* **YOUR GOAL**
Look through the records and copy each line that has "price" in it.

(EXERCISE MATERIALS begins)

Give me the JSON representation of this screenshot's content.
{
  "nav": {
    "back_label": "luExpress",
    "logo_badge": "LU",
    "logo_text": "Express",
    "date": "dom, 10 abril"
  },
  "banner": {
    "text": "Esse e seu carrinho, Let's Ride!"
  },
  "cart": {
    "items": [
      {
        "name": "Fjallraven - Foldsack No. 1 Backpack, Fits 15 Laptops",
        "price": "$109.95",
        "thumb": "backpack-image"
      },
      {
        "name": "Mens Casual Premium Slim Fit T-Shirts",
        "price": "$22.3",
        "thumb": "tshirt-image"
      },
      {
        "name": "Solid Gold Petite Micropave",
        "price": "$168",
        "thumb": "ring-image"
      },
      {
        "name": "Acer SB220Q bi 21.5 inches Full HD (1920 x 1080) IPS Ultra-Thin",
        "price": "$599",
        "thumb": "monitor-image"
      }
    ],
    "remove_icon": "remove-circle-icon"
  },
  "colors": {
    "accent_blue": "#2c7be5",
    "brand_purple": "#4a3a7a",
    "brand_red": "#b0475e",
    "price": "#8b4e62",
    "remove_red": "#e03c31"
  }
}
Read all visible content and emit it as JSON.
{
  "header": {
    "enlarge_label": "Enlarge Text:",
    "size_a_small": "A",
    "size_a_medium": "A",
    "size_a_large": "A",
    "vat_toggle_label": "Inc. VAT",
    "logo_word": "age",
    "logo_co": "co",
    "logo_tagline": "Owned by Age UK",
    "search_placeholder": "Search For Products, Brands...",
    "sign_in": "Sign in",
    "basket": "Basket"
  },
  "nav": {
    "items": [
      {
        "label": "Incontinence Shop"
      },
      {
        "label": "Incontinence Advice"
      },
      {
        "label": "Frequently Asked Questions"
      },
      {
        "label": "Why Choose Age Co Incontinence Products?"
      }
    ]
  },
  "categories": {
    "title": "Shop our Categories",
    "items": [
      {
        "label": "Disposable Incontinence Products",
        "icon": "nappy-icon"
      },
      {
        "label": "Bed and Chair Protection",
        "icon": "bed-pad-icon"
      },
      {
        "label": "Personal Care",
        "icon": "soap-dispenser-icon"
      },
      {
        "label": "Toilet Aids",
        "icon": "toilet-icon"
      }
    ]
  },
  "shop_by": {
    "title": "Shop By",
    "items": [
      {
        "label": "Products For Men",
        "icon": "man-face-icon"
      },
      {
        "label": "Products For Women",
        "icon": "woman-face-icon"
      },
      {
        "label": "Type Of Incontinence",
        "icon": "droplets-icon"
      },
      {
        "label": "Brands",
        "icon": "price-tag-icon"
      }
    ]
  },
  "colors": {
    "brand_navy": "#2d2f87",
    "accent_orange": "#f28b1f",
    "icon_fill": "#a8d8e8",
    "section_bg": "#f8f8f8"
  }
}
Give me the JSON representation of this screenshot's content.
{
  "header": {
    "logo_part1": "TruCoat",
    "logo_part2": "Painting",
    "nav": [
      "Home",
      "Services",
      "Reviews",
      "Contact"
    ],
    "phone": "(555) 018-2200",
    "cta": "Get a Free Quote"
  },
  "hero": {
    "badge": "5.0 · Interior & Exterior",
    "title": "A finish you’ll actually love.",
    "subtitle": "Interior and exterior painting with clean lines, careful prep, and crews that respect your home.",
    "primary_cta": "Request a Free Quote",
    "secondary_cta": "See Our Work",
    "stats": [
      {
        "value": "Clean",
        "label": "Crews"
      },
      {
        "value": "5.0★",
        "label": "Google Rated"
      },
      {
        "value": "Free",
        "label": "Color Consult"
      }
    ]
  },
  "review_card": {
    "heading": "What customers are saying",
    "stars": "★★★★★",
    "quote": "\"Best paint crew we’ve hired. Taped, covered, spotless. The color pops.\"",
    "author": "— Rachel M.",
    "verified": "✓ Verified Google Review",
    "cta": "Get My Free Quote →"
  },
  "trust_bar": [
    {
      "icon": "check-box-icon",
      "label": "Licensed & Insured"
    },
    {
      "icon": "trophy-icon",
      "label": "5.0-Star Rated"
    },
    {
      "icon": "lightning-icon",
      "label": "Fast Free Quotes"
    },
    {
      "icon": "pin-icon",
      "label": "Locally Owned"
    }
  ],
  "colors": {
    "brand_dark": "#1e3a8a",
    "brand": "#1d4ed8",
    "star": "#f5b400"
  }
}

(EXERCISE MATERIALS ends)

* **FINAL ANSWER**
        "price": "$109.95",
        "price": "$22.3",
        "price": "$168",
        "price": "$599",
    "price": "#8b4e62",
        "icon": "price-tag-icon"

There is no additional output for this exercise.